> YOUR INSTRUCTIONS
Within the records, which lines hold the string "this"? Report each one by copying it.

> Data records for software interfaces
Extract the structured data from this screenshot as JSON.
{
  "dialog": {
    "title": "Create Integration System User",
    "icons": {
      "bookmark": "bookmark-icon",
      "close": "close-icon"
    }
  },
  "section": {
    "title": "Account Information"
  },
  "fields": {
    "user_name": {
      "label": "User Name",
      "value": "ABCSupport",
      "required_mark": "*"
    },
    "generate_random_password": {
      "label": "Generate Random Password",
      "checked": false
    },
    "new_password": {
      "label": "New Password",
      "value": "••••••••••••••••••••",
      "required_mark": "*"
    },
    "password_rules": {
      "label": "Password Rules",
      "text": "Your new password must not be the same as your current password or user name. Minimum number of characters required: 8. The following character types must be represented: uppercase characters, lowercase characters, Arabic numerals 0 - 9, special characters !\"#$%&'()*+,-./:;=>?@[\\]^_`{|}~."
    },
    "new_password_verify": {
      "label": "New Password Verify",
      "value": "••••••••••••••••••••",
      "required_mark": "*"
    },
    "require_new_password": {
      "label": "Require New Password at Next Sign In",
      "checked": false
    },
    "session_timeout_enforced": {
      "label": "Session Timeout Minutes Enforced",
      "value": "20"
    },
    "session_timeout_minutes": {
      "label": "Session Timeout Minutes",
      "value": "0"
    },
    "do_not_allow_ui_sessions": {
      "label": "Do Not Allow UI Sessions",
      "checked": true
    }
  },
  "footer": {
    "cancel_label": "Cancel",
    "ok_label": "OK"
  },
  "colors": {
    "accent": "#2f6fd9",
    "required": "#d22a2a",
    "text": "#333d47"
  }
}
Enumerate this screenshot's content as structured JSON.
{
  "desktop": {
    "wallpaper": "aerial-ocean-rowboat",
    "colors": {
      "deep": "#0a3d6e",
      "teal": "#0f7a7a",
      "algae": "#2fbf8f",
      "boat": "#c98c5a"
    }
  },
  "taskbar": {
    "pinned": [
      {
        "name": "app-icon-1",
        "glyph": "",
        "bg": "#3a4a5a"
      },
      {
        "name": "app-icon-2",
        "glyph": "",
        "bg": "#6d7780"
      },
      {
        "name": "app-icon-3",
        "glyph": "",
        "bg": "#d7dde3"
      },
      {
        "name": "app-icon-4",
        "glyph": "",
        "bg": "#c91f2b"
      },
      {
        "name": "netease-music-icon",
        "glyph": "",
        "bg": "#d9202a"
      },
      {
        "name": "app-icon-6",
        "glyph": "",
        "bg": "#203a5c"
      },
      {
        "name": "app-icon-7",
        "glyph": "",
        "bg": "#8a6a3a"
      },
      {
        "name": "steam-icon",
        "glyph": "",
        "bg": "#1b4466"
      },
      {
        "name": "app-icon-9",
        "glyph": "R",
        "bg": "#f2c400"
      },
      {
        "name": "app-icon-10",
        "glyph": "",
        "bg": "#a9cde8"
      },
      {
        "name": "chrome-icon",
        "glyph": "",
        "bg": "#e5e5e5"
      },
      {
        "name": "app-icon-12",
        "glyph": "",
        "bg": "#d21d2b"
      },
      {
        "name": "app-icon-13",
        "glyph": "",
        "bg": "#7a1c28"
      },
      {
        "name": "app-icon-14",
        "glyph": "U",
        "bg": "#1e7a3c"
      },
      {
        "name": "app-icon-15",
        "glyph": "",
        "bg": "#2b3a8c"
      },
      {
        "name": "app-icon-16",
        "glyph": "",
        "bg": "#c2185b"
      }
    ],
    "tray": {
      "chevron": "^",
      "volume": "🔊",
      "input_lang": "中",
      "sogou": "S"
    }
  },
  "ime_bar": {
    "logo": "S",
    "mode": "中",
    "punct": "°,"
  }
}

> REPLY TO THE EXERCISE
Extract the structured data from this screenshot as JSON.
Enumerate this screenshot's content as structured JSON.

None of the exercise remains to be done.